Making It Grow Minute

  Hello Gardeners, I’m Amanda McNulty with Clemson Extension and Making It Grow.   Many stories abound of people who have gotten horrific wounds from the bite of a brown recluse spider. In South Carolina, doctors reported 738 brown recluse spider bites but in the entire history of record keeping, only 44 true brown recluse spiders have been found. A Georgia researcher, Nancy Hinkle, thinks most of the wounds attributed to brown recluse spider bites were MRSA, necrotizing bacteria, or the result of another wound infection.  Actually, only ten percent of brown recluse spider bites result in a wound that needs medical attention. The treatment varies greatly so it is important that we encourage medical professionals and the general public to not immediately think “Brown Recluse Spider Bite” when a puzzling infection occurs. They spiders are native to only seven states, Arkansas and Missouri having the largest population.
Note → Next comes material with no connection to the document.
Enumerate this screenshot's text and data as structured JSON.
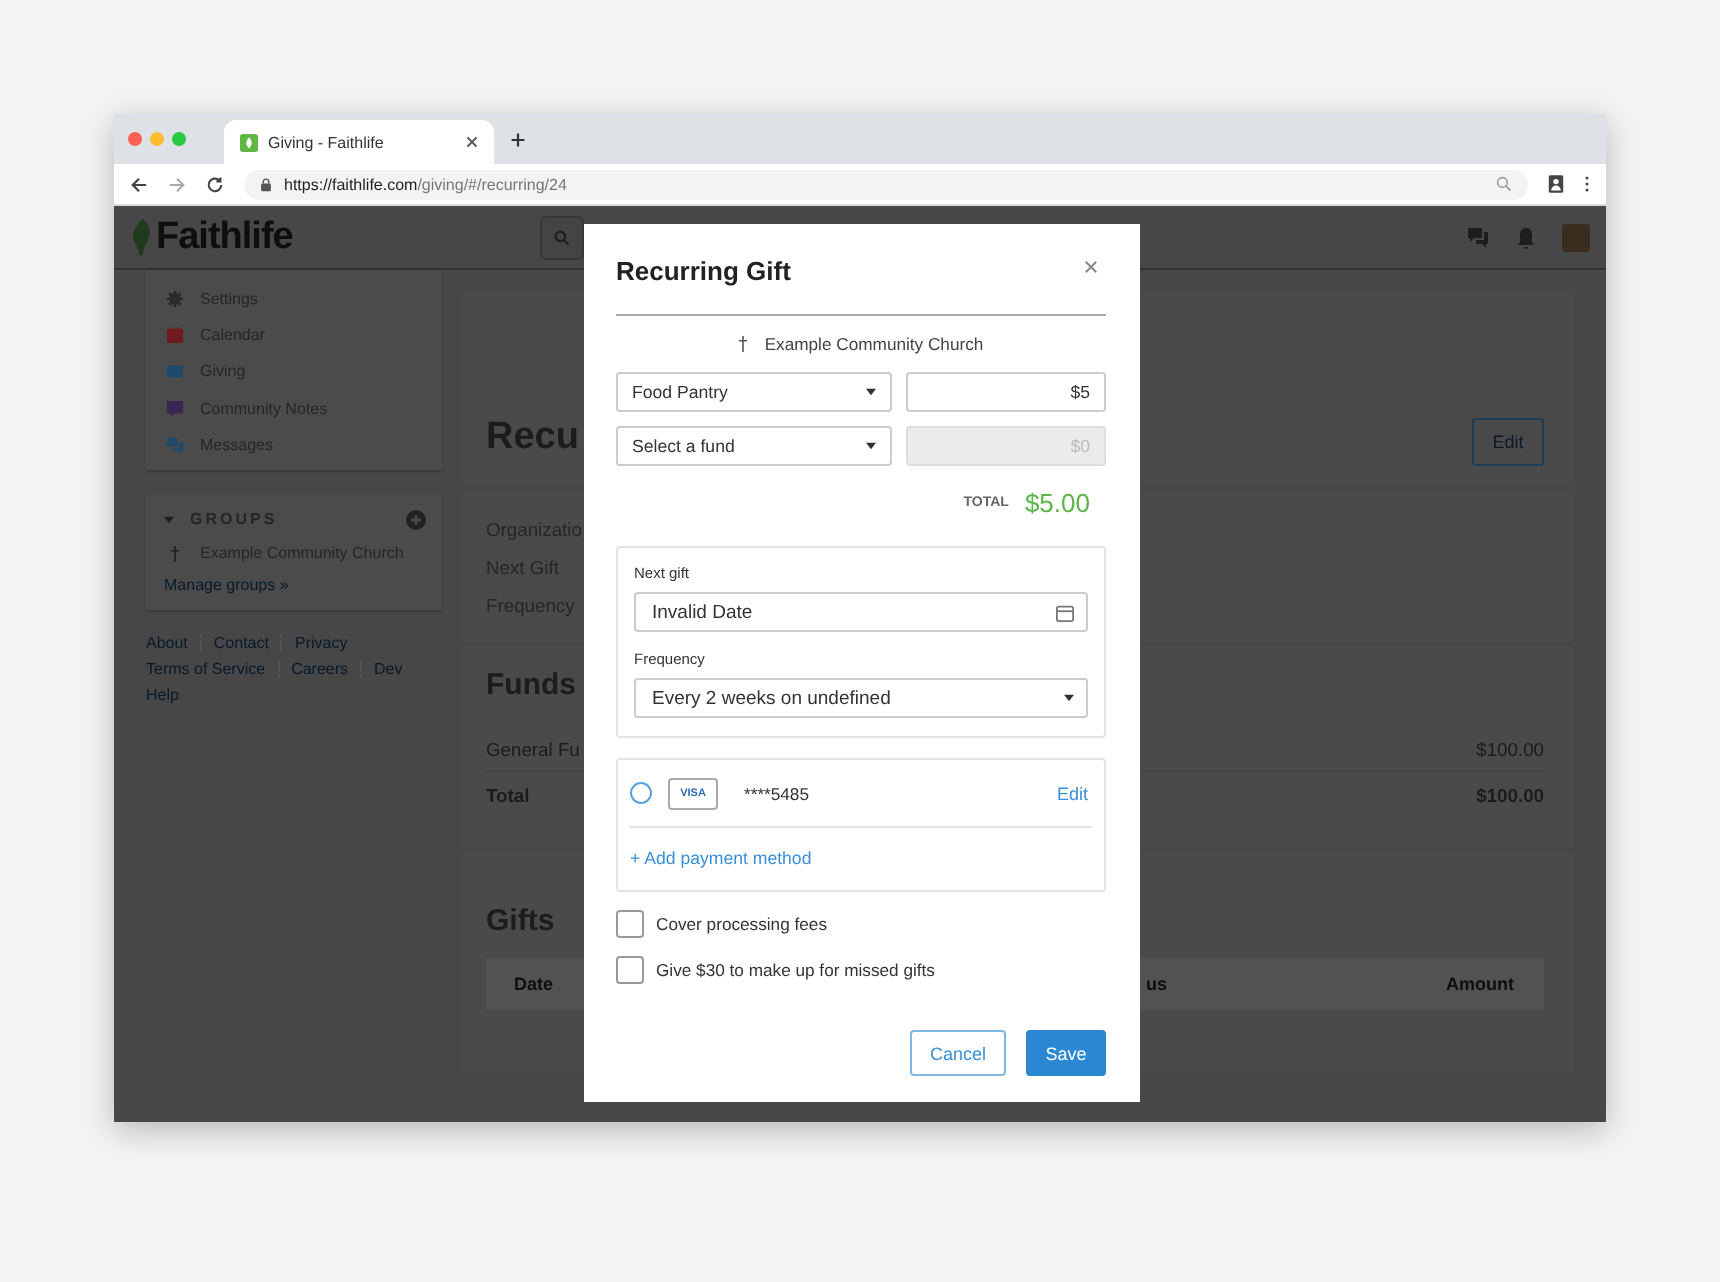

Amanda McNulty is a Clemson University Extension Horticulture agent and the host of South Carolina ETV’s Making It Grow! gardening program. She studied horticulture at Clemson University as a non-traditional student. “I’m so fortunate that my early attempts at getting a degree got side tracked as I’m a lot better at getting dirty in the garden than practicing diplomacy!” McNulty also studied at South Carolina State University and earned a graduate degree in teaching there.